● What you need to do: Take the records underneath and set them down exactly.

● Supplied data:
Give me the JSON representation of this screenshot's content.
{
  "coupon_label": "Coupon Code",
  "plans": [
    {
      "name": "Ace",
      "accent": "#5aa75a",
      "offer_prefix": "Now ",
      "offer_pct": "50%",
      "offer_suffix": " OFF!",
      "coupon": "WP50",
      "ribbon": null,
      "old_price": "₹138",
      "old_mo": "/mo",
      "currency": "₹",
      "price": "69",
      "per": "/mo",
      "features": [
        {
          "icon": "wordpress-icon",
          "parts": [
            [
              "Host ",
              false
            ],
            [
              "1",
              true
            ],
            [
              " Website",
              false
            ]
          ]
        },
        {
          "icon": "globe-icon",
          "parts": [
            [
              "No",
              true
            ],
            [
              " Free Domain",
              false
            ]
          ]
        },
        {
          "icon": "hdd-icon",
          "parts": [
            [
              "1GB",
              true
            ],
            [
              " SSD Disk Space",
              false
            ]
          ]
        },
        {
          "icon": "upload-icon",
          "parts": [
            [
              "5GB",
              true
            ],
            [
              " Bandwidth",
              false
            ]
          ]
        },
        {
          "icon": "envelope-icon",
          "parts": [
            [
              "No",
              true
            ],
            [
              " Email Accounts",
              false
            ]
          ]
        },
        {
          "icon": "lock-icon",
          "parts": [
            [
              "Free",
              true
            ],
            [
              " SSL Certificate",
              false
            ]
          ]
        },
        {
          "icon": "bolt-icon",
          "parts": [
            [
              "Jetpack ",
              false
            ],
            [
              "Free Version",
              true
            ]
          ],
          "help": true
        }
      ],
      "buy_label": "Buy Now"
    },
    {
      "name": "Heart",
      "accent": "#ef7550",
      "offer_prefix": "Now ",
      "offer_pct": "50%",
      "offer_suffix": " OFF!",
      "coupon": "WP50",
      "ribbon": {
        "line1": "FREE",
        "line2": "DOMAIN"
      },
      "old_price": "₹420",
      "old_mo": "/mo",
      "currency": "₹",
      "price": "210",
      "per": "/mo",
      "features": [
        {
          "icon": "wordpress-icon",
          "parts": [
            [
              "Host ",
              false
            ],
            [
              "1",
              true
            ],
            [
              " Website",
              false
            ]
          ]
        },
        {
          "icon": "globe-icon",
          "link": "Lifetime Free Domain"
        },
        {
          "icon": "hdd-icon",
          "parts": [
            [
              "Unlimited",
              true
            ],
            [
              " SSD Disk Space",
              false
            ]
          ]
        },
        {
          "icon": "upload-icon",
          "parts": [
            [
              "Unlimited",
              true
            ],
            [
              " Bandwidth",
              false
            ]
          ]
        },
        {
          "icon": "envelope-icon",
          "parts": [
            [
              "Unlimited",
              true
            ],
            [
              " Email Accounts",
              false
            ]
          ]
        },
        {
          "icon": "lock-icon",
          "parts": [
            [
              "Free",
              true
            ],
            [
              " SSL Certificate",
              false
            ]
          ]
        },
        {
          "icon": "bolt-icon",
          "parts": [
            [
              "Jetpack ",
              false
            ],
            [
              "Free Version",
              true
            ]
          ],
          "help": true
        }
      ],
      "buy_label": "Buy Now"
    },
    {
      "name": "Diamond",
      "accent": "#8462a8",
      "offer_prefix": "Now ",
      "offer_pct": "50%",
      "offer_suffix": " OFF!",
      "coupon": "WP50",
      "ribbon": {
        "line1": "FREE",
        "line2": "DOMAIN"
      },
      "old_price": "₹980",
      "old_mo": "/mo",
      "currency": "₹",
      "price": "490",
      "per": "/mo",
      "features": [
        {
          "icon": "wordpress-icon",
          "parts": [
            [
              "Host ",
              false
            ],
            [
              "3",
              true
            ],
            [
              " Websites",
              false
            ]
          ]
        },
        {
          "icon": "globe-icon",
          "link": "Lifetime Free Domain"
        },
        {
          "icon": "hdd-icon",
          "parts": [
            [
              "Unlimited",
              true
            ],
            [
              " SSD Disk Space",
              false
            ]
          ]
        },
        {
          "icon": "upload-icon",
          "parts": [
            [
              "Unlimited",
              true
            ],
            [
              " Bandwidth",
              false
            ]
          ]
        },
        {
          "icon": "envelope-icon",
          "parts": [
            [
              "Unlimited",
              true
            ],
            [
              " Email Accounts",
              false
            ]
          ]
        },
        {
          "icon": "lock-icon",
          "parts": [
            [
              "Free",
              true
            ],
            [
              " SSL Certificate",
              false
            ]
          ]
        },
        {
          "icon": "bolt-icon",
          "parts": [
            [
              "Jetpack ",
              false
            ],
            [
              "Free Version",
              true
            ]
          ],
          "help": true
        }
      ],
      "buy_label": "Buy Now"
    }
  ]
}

● Solution below:
Give me the JSON representation of this screenshot's content.
{
  "coupon_label": "Coupon Code",
  "plans": [
    {
      "name": "Ace",
      "accent": "#5aa75a",
      "offer_prefix": "Now ",
      "offer_pct": "50%",
      "offer_suffix": " OFF!",
      "coupon": "WP50",
      "ribbon": null,
      "old_price": "₹138",
      "old_mo": "/mo",
      "currency": "₹",
      "price": "69",
      "per": "/mo",
      "features": [
        {
          "icon": "wordpress-icon",
          "parts": [
            [
              "Host ",
              false
            ],
            [
              "1",
              true
            ],
            [
              " Website",
              false
            ]
          ]
        },
        {
          "icon": "globe-icon",
          "parts": [
            [
              "No",
              true
            ],
            [
              " Free Domain",
              false
            ]
          ]
        },
        {
          "icon": "hdd-icon",
          "parts": [
            [
              "1GB",
              true
            ],
            [
              " SSD Disk Space",
              false
            ]
          ]
        },
        {
          "icon": "upload-icon",
          "parts": [
            [
              "5GB",
              true
            ],
            [
              " Bandwidth",
              false
            ]
          ]
        },
        {
          "icon": "envelope-icon",
          "parts": [
            [
              "No",
              true
            ],
            [
              " Email Accounts",
              false
            ]
          ]
        },
        {
          "icon": "lock-icon",
          "parts": [
            [
              "Free",
              true
            ],
            [
              " SSL Certificate",
              false
            ]
          ]
        },
        {
          "icon": "bolt-icon",
          "parts": [
            [
              "Jetpack ",
              false
            ],
            [
              "Free Version",
              true
            ]
          ],
          "help": true
        }
      ],
      "buy_label": "Buy Now"
    },
    {
      "name": "Heart",
      "accent": "#ef7550",
      "offer_prefix": "Now ",
      "offer_pct": "50%",
      "offer_suffix": " OFF!",
      "coupon": "WP50",
      "ribbon": {
        "line1": "FREE",
        "line2": "DOMAIN"
      },
      "old_price": "₹420",
      "old_mo": "/mo",
      "currency": "₹",
      "price": "210",
      "per": "/mo",
      "features": [
        {
          "icon": "wordpress-icon",
          "parts": [
            [
              "Host ",
              false
            ],
            [
              "1",
              true
            ],
            [
              " Website",
              false
            ]
          ]
        },
        {
          "icon": "globe-icon",
          "link": "Lifetime Free Domain"
        },
        {
          "icon": "hdd-icon",
          "parts": [
            [
              "Unlimited",
              true
            ],
            [
              " SSD Disk Space",
              false
            ]
          ]
        },
        {
          "icon": "upload-icon",
          "parts": [
            [
              "Unlimited",
              true
            ],
            [
              " Bandwidth",
              false
            ]
          ]
        },
        {
          "icon": "envelope-icon",
          "parts": [
            [
              "Unlimited",
              true
            ],
            [
              " Email Accounts",
              false
            ]
          ]
        },
        {
          "icon": "lock-icon",
          "parts": [
            [
              "Free",
              true
            ],
            [
              " SSL Certificate",
              false
            ]
          ]
        },
        {
          "icon": "bolt-icon",
          "parts": [
            [
              "Jetpack ",
              false
            ],
            [
              "Free Version",
              true
            ]
          ],
          "help": true
        }
      ],
      "buy_label": "Buy Now"
    },
    {
      "name": "Diamond",
      "accent": "#8462a8",
      "offer_prefix": "Now ",
      "offer_pct": "50%",
      "offer_suffix": " OFF!",
      "coupon": "WP50",
      "ribbon": {
        "line1": "FREE",
        "line2": "DOMAIN"
      },
      "old_price": "₹980",
      "old_mo": "/mo",
      "currency": "₹",
      "price": "490",
      "per": "/mo",
      "features": [
        {
          "icon": "wordpress-icon",
          "parts": [
            [
              "Host ",
              false
            ],
            [
              "3",
              true
            ],
            [
              " Websites",
              false
            ]
          ]
        },
        {
          "icon": "globe-icon",
          "link": "Lifetime Free Domain"
        },
        {
          "icon": "hdd-icon",
          "parts": [
            [
              "Unlimited",
              true
            ],
            [
              " SSD Disk Space",
              false
            ]
          ]
        },
        {
          "icon": "upload-icon",
          "parts": [
            [
              "Unlimited",
              true
            ],
            [
              " Bandwidth",
              false
            ]
          ]
        },
        {
          "icon": "envelope-icon",
          "parts": [
            [
              "Unlimited",
              true
            ],
            [
              " Email Accounts",
              false
            ]
          ]
        },
        {
          "icon": "lock-icon",
          "parts": [
            [
              "Free",
              true
            ],
            [
              " SSL Certificate",
              false
            ]
          ]
        },
        {
          "icon": "bolt-icon",
          "parts": [
            [
              "Jetpack ",
              false
            ],
            [
              "Free Version",
              true
            ]
          ],
          "help": true
        }
      ],
      "buy_label": "Buy Now"
    }
  ]
}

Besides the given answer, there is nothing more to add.